After a few years in radio, he moved into the television market — focusing on sales and management. In 1990, Jerry took a position as the Vice President and General Manager of WSET bringing the Heilman family to Central Virginia.
“We immediately noticed how friendly the people are in Greater Lynchburg. Not that other areas aren’t kind but, Lynchburg is warm and the people are so engaged.” Jerry says.
The Heilmans moved into Sailview Drive, making Ivy Hill their home for about six years. They look back fondly on that time.
“I had a wonderful experience with WSET,” Jerry laughs, adding with a smile, “Virginia’s Thirteen!”
After WSET, Jerry established a new TV station in Birmingham, Alabama with Allbritton Communications Company. After 42 years in broadcasting, the Heilmans decided to retire in Ocala, Florida.
“When people would ask me how I liked broadcasting, I would say, ‘…it sure beats working!’” Jerry explains with a smile.
Around the World
In Ocala, the Heilmans enjoyed the moderate weather and rural landscape. Although Jerry had retired, Rose continues her career as a tour director to this day.
“I can work from anywhere with an airport,” Rose says. She started the profession in 1978, keeping up with the changing travel industry.

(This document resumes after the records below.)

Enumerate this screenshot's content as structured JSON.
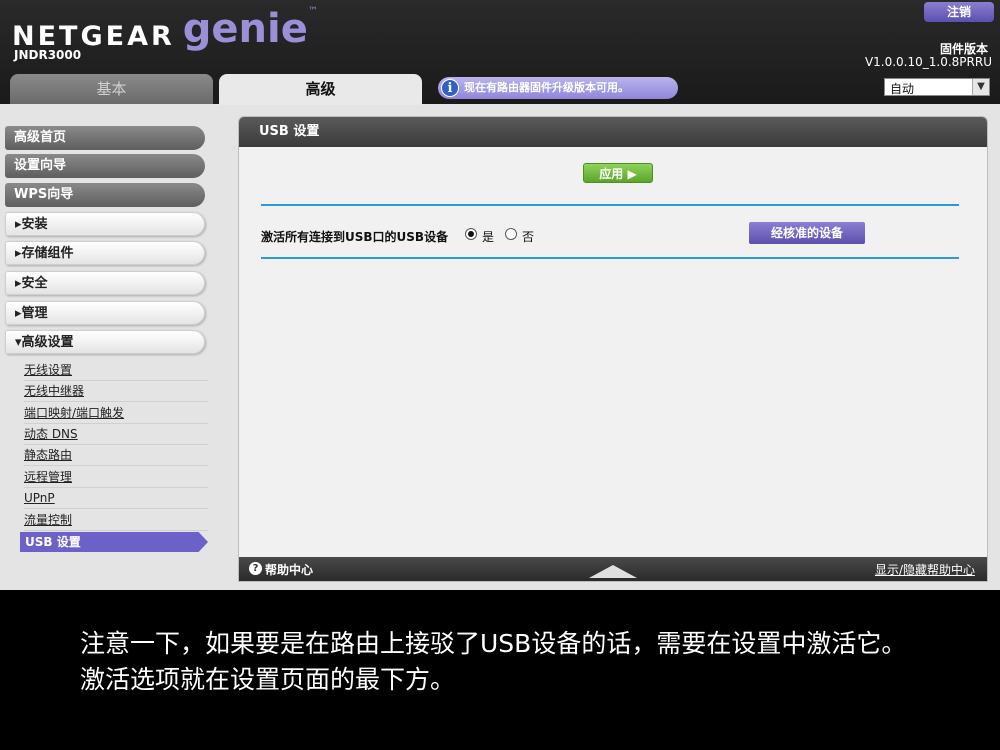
{
  "header": {
    "brand_netgear": "NETGEAR",
    "brand_genie": "genie",
    "trademark": "™",
    "model": "JNDR3000",
    "logout_label": "注销",
    "firmware_label": "固件版本",
    "firmware_version": "V1.0.0.10_1.0.8PRRU",
    "firmware_notice": "现在有路由器固件升级版本可用。",
    "language_selected": "自动"
  },
  "tabs": [
    {
      "label": "基本",
      "active": false
    },
    {
      "label": "高级",
      "active": true
    }
  ],
  "sidebar": {
    "items": [
      {
        "label": "高级首页"
      },
      {
        "label": "设置向导"
      },
      {
        "label": "WPS向导"
      },
      {
        "label": "▸安装"
      },
      {
        "label": "▸存储组件"
      },
      {
        "label": "▸安全"
      },
      {
        "label": "▸管理"
      },
      {
        "label": "▾高级设置"
      }
    ],
    "subitems": [
      {
        "label": "无线设置"
      },
      {
        "label": "无线中继器"
      },
      {
        "label": "端口映射/端口触发"
      },
      {
        "label": "动态 DNS"
      },
      {
        "label": "静态路由"
      },
      {
        "label": "远程管理"
      },
      {
        "label": "UPnP"
      },
      {
        "label": "流量控制"
      },
      {
        "label": "USB 设置",
        "active": true
      }
    ]
  },
  "main": {
    "title": "USB 设置",
    "apply_label": "应用 ▶",
    "usb_question": "激活所有连接到USB口的USB设备",
    "option_yes": "是",
    "option_no": "否",
    "selected_option": "yes",
    "approved_devices_label": "经核准的设备"
  },
  "footer": {
    "help_center": "帮助中心",
    "toggle_help": "显示/隐藏帮助中心"
  },
  "caption": {
    "line1": "注意一下，如果要是在路由上接驳了USB设备的话，需要在设置中激活它。",
    "line2": "激活选项就在设置页面的最下方。"
  },
  "colors": {
    "accent_purple": "#6c61c8",
    "apply_green": "#6db83a",
    "divider_blue": "#2c9ad6",
    "header_dark": "#1f1f1f"
  }
}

“We used to do bus tours,” Rose recalls. “Now we fly all over the world.”
One thing that hasn’t changed is Rose’s love for the “City of Lights” — Paris, France.
“It’s not like New York City — where it feels like a canyon with skyscrapers on each side of the street,” Rose explains. “Paris has wide boulevards and sidewalk cafes that bring a different energy.”
Rose has visited Paris dozens of times, both leading tours and for her own pleasure.
Another French location, Normandy, holds a special place for both Rose and Jerry. They appreciate the connection to the Bedford Boys, as told in the book and memorialized on the beach. Rose notes that the French guides mention the town by name during tours.
Drawn Back to Virginia
Among their adventures, the Heilmans found themselves drawn back to Virginia.
“We never got those Blue Ridge Mountains out of our system,” Jerry proclaims. “Virginia was by far our favorite state. So, we decided to come back.”
They returned in October 2019 and started renovations on their townhome on Ivy Lake. They moved into the space in February of this year. Currently, they’re updating the exterior and landscaping as the spring weather allows.
During the past 23 years, they have noticed how much the area has developed.
“The Kroger and those shops weren’t here,” Rose recalls.
Pointing to the rolling mountains outside their wall of windows, Bob says, “The one thing that didn’t change was the view.”
“Maybe the hills grew,” Rose laughs. “I find they’re much harder to walk up than 23 years ago!”
The Ivy Hill community is still welcoming as the Heilmans both greet old friends and meet new neighbors. In the past, moving meant starting over. Returning to Ivy Hill was a chance to reconnect.